Records from a data source
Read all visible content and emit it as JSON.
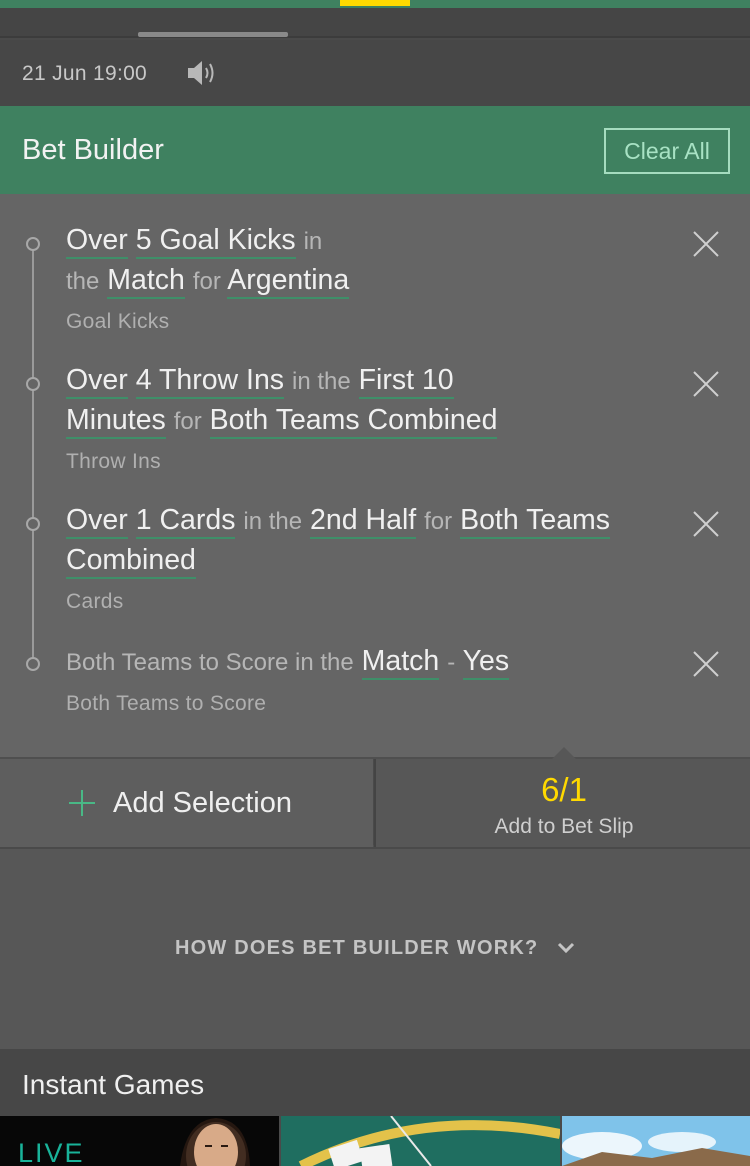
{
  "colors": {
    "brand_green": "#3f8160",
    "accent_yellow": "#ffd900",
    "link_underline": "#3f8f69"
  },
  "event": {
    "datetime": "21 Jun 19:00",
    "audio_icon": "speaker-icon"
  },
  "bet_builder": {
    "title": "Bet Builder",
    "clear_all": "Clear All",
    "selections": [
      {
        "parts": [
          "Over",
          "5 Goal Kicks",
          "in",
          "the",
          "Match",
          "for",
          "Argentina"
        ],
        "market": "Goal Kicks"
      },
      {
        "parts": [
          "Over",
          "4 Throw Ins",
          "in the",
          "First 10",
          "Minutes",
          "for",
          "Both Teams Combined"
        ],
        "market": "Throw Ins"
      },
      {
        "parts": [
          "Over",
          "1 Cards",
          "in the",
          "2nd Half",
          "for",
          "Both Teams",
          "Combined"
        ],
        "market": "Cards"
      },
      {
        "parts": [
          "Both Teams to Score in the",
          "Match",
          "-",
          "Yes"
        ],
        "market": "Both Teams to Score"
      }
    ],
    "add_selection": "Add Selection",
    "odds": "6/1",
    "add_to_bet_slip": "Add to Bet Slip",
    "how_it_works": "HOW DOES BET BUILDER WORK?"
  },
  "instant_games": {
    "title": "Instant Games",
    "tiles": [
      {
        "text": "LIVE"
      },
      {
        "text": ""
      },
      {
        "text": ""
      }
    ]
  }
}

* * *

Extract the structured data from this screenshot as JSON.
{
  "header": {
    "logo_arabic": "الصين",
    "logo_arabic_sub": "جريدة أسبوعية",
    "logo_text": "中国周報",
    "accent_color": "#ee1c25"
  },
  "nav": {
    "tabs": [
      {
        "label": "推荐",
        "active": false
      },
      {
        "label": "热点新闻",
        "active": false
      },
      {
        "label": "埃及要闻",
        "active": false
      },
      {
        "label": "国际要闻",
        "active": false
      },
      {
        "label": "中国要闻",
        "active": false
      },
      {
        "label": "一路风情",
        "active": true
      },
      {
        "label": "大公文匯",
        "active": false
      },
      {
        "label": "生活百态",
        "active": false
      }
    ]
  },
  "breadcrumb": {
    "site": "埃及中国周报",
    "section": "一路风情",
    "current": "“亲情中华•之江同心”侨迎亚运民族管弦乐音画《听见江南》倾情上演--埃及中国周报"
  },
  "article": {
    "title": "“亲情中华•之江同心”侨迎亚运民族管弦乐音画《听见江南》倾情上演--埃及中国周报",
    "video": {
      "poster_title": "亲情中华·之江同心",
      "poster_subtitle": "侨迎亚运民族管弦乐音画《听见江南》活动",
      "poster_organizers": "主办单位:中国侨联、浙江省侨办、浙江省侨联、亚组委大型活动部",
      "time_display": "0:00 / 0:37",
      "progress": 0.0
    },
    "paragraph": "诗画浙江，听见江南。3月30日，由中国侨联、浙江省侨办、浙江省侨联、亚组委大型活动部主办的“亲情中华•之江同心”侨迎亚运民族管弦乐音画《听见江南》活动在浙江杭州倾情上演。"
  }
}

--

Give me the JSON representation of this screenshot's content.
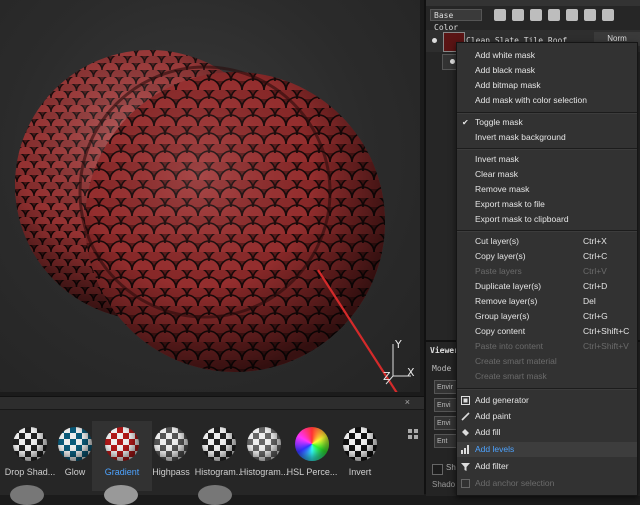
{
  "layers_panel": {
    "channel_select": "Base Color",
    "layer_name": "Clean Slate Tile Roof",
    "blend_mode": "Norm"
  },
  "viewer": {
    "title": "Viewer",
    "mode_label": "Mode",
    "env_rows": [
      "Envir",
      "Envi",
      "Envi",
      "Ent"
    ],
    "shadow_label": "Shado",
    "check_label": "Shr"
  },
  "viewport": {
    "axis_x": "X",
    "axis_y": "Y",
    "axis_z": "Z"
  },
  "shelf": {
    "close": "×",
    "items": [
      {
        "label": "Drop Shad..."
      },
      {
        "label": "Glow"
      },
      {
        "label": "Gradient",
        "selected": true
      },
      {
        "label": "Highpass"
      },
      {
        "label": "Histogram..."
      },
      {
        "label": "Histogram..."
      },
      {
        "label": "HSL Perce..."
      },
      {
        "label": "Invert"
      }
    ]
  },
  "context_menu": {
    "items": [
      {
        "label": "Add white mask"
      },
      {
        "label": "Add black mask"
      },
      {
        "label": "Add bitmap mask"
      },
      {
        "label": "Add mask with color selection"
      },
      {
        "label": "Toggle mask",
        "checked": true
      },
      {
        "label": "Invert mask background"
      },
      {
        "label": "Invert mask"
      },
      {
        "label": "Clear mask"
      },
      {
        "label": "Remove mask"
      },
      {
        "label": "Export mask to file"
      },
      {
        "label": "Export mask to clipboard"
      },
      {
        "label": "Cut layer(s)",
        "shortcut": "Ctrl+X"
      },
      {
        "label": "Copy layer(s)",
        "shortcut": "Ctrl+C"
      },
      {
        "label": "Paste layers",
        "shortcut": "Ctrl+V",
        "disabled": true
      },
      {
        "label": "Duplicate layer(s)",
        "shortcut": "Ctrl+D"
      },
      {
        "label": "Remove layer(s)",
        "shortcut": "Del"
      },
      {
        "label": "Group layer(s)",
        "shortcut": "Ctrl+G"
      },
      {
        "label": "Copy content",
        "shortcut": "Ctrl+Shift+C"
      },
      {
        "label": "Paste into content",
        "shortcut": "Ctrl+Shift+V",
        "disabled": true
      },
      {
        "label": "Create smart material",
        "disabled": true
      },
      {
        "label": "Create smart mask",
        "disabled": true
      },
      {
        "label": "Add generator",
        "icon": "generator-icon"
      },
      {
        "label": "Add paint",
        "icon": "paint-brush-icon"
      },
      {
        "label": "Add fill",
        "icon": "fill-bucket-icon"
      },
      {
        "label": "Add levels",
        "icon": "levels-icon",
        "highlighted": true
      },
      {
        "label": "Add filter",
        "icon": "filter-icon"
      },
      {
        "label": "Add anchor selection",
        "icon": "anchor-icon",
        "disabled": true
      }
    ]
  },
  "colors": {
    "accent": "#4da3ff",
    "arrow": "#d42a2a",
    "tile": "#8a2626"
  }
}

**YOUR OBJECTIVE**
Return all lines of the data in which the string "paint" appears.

**RESULT FOR THIS EXERCISE**
        "label": "Add paint",
        "icon": "paint-brush-icon"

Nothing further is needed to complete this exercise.